__Your assignment__: Whenever a line in the data holds the string "days", copy that line.

[Web page and app entries]
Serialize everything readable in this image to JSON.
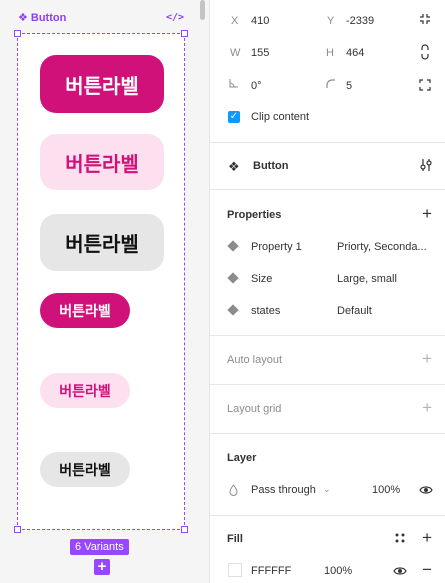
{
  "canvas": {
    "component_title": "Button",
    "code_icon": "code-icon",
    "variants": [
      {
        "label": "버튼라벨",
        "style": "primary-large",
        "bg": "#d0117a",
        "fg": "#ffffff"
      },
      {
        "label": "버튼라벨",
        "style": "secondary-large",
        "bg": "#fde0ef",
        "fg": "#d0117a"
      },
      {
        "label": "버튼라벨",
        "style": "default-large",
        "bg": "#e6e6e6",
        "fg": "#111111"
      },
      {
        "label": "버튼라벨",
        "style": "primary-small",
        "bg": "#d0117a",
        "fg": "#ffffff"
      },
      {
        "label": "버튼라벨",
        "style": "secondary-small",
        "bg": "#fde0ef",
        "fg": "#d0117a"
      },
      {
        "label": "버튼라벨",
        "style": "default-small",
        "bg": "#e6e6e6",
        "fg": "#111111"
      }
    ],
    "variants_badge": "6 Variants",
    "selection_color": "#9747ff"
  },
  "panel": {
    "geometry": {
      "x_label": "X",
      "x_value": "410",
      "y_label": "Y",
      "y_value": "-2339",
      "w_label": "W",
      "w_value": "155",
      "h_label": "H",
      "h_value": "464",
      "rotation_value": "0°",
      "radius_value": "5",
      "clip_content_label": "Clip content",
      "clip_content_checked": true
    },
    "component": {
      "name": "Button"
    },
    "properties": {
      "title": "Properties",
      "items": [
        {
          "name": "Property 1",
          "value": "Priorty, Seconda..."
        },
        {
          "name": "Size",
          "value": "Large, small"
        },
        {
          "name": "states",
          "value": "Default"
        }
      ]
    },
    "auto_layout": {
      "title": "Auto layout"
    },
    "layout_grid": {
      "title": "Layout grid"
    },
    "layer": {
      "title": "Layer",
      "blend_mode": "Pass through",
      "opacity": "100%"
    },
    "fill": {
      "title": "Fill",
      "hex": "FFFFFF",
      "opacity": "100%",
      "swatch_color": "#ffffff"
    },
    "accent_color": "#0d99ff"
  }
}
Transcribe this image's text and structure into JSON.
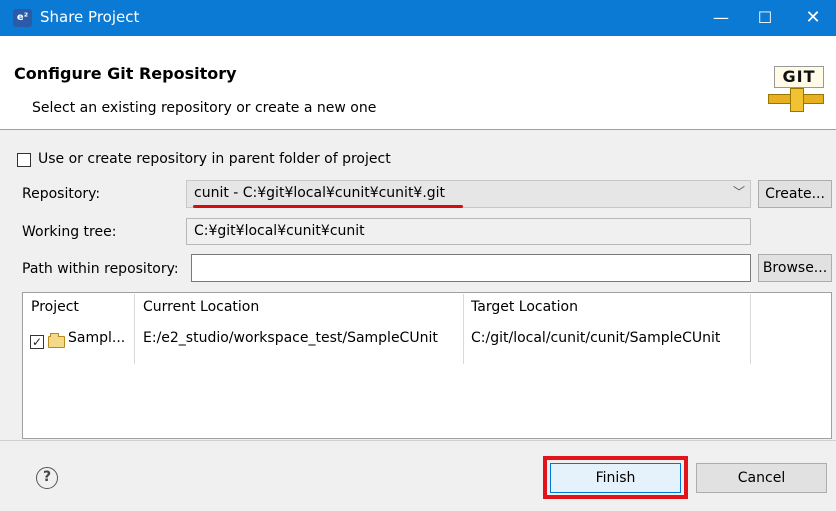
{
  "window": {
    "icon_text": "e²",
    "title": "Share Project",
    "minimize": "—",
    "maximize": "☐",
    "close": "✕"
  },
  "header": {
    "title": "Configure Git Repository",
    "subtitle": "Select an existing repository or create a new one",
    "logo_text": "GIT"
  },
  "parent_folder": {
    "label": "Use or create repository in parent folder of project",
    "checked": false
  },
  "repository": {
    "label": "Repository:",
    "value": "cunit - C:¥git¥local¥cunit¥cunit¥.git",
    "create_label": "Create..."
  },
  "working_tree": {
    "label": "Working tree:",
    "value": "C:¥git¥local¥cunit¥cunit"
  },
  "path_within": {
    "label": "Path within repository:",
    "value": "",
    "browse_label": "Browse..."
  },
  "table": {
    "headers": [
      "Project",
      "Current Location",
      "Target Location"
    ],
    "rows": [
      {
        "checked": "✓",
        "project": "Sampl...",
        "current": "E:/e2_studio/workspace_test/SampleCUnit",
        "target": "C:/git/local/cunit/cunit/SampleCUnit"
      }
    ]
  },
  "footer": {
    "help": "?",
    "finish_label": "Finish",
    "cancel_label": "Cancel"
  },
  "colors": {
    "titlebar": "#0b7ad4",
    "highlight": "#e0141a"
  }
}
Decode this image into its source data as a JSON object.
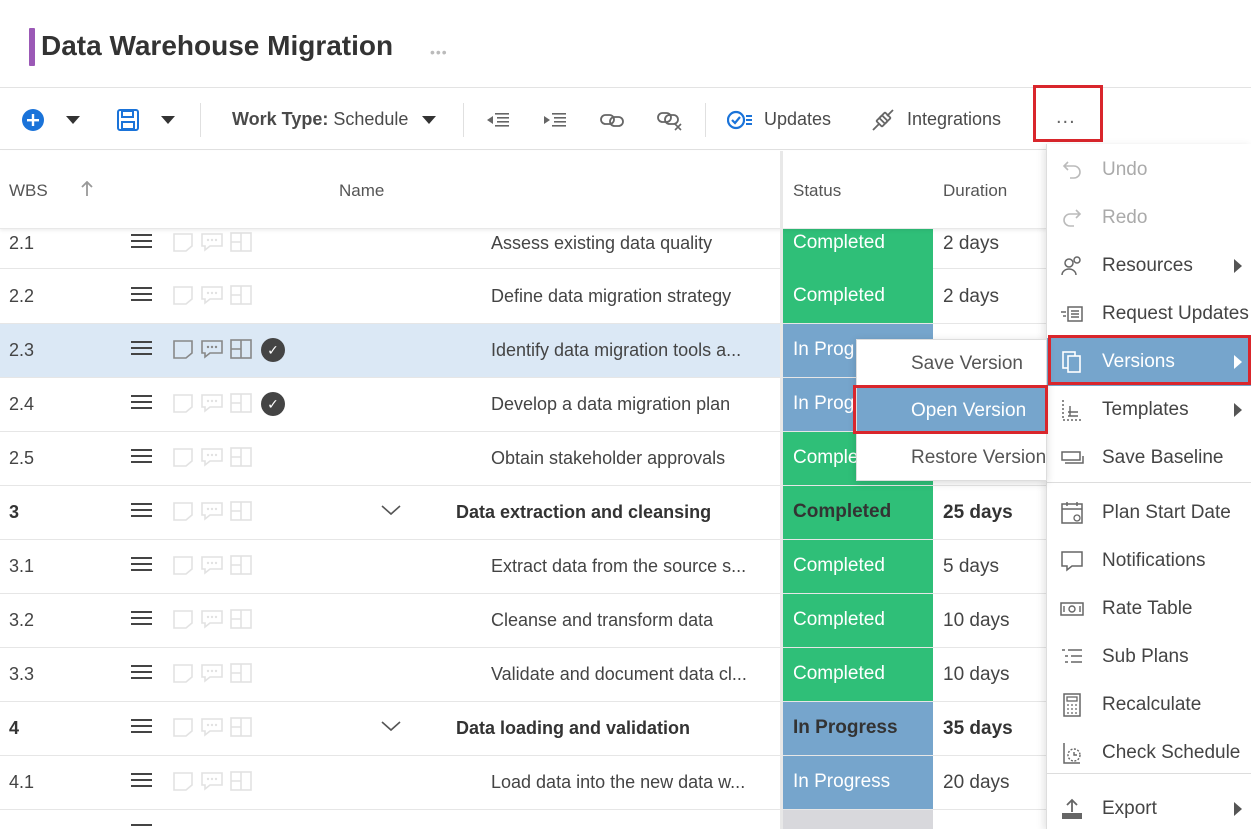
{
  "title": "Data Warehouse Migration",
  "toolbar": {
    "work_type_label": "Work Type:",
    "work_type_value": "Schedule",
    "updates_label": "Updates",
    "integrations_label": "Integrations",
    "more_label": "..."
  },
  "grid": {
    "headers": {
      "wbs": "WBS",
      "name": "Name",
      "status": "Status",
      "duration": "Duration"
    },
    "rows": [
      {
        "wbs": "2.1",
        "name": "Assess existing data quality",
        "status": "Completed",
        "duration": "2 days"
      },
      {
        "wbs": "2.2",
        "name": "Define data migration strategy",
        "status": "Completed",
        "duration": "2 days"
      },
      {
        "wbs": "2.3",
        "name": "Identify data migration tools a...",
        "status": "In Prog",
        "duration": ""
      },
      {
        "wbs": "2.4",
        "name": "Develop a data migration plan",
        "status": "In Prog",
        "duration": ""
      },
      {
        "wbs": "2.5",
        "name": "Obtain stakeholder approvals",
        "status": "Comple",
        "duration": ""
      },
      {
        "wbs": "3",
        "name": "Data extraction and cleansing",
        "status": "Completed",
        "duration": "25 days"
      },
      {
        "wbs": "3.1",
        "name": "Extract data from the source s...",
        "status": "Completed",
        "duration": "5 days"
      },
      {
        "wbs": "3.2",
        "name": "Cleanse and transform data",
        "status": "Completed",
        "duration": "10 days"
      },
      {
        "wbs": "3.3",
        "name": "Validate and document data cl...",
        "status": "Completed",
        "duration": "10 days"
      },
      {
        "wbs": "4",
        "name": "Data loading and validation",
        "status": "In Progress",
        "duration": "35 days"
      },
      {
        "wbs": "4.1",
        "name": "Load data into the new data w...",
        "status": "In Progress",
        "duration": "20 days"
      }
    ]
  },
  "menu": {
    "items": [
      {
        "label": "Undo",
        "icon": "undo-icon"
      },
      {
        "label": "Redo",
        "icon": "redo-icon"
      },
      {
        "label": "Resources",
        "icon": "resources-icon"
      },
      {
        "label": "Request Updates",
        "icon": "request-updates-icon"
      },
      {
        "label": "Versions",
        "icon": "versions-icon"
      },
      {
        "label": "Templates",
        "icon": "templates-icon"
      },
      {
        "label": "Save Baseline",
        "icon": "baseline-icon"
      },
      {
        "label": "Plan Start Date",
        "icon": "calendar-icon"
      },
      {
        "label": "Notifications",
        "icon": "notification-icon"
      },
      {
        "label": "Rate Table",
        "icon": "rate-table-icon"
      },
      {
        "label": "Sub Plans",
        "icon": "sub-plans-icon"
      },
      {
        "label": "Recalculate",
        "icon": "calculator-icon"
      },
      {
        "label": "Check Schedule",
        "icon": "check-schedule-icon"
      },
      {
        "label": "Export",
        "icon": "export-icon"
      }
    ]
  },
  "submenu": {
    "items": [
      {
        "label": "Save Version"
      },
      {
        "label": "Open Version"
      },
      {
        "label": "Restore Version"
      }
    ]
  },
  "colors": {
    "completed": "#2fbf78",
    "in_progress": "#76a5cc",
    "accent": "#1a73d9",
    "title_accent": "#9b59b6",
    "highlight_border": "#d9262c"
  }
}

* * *

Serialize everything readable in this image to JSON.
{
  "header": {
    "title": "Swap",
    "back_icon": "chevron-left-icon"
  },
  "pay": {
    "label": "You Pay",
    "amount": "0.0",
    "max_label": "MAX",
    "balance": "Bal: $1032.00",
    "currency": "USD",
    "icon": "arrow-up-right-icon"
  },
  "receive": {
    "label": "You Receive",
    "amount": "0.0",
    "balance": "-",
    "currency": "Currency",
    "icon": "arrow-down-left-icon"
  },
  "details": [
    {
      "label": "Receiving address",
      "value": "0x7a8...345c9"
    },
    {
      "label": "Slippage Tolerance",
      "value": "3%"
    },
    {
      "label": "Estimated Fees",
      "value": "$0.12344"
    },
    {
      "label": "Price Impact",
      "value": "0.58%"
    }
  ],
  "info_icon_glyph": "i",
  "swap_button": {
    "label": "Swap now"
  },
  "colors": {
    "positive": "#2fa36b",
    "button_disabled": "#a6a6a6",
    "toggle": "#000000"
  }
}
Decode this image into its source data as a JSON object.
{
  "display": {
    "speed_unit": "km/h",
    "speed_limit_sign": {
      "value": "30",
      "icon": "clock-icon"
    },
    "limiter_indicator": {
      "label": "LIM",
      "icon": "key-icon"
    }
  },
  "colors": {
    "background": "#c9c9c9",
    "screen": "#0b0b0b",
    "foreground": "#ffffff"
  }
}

__Response to this exercise__:
        "duration": "2 days"
        "duration": "2 days"
        "duration": "25 days"
        "duration": "5 days"
        "duration": "10 days"
        "duration": "10 days"
        "duration": "35 days"
        "duration": "20 days"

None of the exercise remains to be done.